--- Material for this exercise Enclosed Below ---

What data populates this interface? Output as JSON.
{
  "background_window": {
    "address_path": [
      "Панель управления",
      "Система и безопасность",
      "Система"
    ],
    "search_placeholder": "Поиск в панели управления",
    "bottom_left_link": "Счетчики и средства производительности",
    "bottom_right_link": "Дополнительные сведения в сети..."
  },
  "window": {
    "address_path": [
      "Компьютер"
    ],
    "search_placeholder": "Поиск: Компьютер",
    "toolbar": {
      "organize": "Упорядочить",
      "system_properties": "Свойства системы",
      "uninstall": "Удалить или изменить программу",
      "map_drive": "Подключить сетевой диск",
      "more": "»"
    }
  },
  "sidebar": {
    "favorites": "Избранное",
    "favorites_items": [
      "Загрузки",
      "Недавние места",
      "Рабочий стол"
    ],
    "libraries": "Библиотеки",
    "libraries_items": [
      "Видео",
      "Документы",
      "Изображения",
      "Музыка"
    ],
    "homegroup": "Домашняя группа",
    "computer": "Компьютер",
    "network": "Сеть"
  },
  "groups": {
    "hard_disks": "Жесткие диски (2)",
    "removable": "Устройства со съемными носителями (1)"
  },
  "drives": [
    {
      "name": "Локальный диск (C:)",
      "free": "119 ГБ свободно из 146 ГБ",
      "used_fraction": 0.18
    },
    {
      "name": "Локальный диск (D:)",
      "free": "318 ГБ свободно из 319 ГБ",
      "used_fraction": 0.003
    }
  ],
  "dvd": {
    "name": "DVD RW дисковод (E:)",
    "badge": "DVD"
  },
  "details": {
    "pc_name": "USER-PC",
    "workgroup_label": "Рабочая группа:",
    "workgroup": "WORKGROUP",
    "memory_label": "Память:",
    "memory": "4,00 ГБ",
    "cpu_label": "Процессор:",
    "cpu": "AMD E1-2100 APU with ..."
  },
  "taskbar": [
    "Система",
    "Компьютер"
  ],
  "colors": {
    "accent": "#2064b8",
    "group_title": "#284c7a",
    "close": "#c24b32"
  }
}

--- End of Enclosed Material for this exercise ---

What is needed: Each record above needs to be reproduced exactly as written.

Solution for this problem:
What data populates this interface? Output as JSON.
{
  "background_window": {
    "address_path": [
      "Панель управления",
      "Система и безопасность",
      "Система"
    ],
    "search_placeholder": "Поиск в панели управления",
    "bottom_left_link": "Счетчики и средства производительности",
    "bottom_right_link": "Дополнительные сведения в сети..."
  },
  "window": {
    "address_path": [
      "Компьютер"
    ],
    "search_placeholder": "Поиск: Компьютер",
    "toolbar": {
      "organize": "Упорядочить",
      "system_properties": "Свойства системы",
      "uninstall": "Удалить или изменить программу",
      "map_drive": "Подключить сетевой диск",
      "more": "»"
    }
  },
  "sidebar": {
    "favorites": "Избранное",
    "favorites_items": [
      "Загрузки",
      "Недавние места",
      "Рабочий стол"
    ],
    "libraries": "Библиотеки",
    "libraries_items": [
      "Видео",
      "Документы",
      "Изображения",
      "Музыка"
    ],
    "homegroup": "Домашняя группа",
    "computer": "Компьютер",
    "network": "Сеть"
  },
  "groups": {
    "hard_disks": "Жесткие диски (2)",
    "removable": "Устройства со съемными носителями (1)"
  },
  "drives": [
    {
      "name": "Локальный диск (C:)",
      "free": "119 ГБ свободно из 146 ГБ",
      "used_fraction": 0.18
    },
    {
      "name": "Локальный диск (D:)",
      "free": "318 ГБ свободно из 319 ГБ",
      "used_fraction": 0.003
    }
  ],
  "dvd": {
    "name": "DVD RW дисковод (E:)",
    "badge": "DVD"
  },
  "details": {
    "pc_name": "USER-PC",
    "workgroup_label": "Рабочая группа:",
    "workgroup": "WORKGROUP",
    "memory_label": "Память:",
    "memory": "4,00 ГБ",
    "cpu_label": "Процессор:",
    "cpu": "AMD E1-2100 APU with ..."
  },
  "taskbar": [
    "Система",
    "Компьютер"
  ],
  "colors": {
    "accent": "#2064b8",
    "group_title": "#284c7a",
    "close": "#c24b32"
  }
}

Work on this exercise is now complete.